|Thanks to ngmpix for the photo.|
- 1 cup sugar
- 1/4 cup water
- 6 to 8 drops lemon juice or 1/2 tsp creme of tarter mixed in 1 tsp of cold water
- 1 pound ripe strawberries (conventional are full of pesticides, so try to buy organic)
Oil a tray very lightly. If the strawberries are not clean, wash them gently and dry them thoroughly.
To glaze the berries: Put sugar and cool water in a small saucepan. Cook over medium heat until a candy thermometer registers between 310°F and 320°F degrees, the 'hard-crack' stage. This will be about 15 minutes after the mixture comes to a boil. To check the temp without a candy thermometer dip a teaspoon in the mixture, lift it and dip in a glass of cold water right away.
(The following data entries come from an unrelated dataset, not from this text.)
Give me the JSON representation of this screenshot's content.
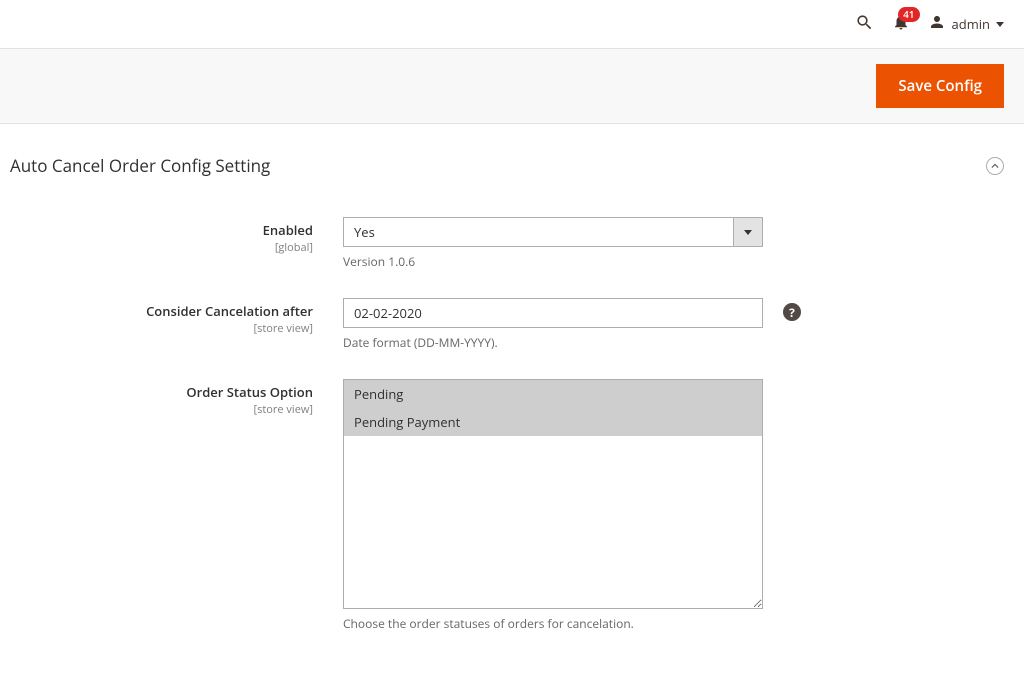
{
  "header": {
    "notifications_count": "41",
    "admin_name": "admin"
  },
  "actionbar": {
    "save_label": "Save Config"
  },
  "section": {
    "title": "Auto Cancel Order Config Setting"
  },
  "fields": {
    "enabled": {
      "label": "Enabled",
      "scope": "[global]",
      "value": "Yes",
      "hint": "Version 1.0.6"
    },
    "cancel_after": {
      "label": "Consider Cancelation after",
      "scope": "[store view]",
      "value": "02-02-2020",
      "hint": "Date format (DD-MM-YYYY).",
      "tooltip": "?"
    },
    "order_status": {
      "label": "Order Status Option",
      "scope": "[store view]",
      "options": [
        "Pending",
        "Pending Payment"
      ],
      "hint": "Choose the order statuses of orders for cancelation."
    }
  }
}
If the mixture sets hard on the spoon, it's at the hard-crack stage.
An unlined copper pan--and who doesn't have one of those laying around--tends to prevent sugar from crystallizing. If (!) unavailable, add 6 to 8 drops of lemon juice/creme of tartar mixture to the syrup when it is almost cooked to prevent crystallization.
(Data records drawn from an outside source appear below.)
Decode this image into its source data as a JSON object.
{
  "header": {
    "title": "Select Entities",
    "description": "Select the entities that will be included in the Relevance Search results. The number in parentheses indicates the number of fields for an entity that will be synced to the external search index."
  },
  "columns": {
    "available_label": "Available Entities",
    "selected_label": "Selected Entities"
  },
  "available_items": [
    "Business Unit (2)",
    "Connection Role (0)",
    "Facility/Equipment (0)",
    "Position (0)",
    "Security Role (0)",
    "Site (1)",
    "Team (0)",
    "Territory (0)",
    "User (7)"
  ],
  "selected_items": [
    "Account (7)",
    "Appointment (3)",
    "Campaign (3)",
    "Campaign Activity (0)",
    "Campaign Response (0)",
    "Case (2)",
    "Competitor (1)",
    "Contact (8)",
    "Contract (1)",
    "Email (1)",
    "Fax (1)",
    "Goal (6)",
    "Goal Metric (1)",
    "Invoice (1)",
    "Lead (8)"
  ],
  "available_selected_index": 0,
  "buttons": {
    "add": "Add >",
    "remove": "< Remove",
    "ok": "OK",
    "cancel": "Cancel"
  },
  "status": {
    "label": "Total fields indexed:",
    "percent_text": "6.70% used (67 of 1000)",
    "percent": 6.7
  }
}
Tip the pan to the side to get the syrup deep enough to dip strawberries, one at a time, into the hot syrup, coating about a third to half of each berry.
Set the coated berries on the oiled tray. The sugar will harden around them in 10-15 minutes. Set aside until serving time.
Use ripe strawberries, preferably with stems so you can hold them easily as you dip them into the hot, liquid sugar. Be sure the berries are dry so they do not splatter, and proceed carefully.
Use the melted sugar right away to ensure the shell of sugar crusted around the berries will be thin. The hot sugar will partially cook the ripe berries. Within 15 to 20 minutes, the berries will release some juice, which will begin to melt the shell of sugar; so try not to glaze more than 1 hour before serving.